Work From Home and the Office Real Estate Apocalypse

Arpit Gupta

In “Work From Home and the Office Real Estate Apocalypse,” NYU Stern Professor Arpit Gupta and co-authors Vrinda Mittal and Stijn Van Nieuwerburgh (Columbia Business School) analyze the impact that remote work has had on the New York City commercial office space sector.

In “Work From Home and the Office Real Estate Apocalypse,” NYU Stern Professor Arpit Gupta and co-authors Vrinda Mittal and Stijn Van Nieuwerburgh (Columbia Business School) analyze the impact that remote work has had on the New York City commercial office space sector.

Overview: In “Work From Home and the Office Real Estate Apocalypse,” NYU Stern Professor Arpit Gupta and co-authors Vrinda Mittal and Stijn Van Nieuwerburgh (Columbia Business School) analyze the impact that remote work has had on the New York City commercial office space sector.

Why study this now: The Covid-19 pandemic drastically altered the manner and location in which people worked. Of the major U.S. cities analyzed by the co-authors, between the end of February 2020 to the end of March 2020, physical office occupancy fell from 95% to 10%. The researchers aim to assess the implications of future remote work on the valuations of office buildings.

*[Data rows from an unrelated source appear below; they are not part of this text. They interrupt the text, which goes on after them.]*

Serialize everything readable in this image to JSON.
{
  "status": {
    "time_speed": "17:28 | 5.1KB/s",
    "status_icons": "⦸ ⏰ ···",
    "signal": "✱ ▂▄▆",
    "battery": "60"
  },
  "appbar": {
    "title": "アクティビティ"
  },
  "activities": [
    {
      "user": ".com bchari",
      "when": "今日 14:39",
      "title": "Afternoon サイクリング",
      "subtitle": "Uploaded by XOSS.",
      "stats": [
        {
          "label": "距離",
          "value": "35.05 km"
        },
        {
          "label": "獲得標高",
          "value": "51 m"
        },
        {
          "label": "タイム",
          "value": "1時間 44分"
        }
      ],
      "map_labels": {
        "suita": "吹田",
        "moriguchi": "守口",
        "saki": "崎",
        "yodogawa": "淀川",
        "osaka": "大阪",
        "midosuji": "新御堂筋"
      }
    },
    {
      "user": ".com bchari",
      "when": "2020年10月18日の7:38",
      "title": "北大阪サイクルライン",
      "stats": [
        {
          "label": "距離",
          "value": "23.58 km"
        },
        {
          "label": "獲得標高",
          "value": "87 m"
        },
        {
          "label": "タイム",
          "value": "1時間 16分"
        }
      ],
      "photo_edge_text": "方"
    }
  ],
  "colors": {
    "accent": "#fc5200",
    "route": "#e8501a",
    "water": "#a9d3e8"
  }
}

What the researchers found: Analyzing shifting lease revenues, office occupancy, lease renewal rates, lease durations, and market rents during the pandemic, the researchers determined that:
  • In the NYC office market, there was a 32% decline in the values of offices in 2020, and a 28% decline in future values.
  • Higher quality office buildings (those that are built more recently and have more amenities) were somewhat protected against the declines, while lower quality buildings saw dramatic swings in valuation.
  • Extrapolating their estimates to the rest of the country, as hybrid work options continue to take hold and lease revenues continue to decrease, office values could be cut by nearly $500 billion in the next decade.
Key insight: Significant decreases in valuations will negatively affect local public finances and the stability of the financial sector.

What does this change: As office and retail property taxes decrease, cities will have fiscal holes in their budgets. Governments would need to supplement this by raising tax rates or decreasing their spending – both of which can affect the attractiveness of that city as a place to live and work.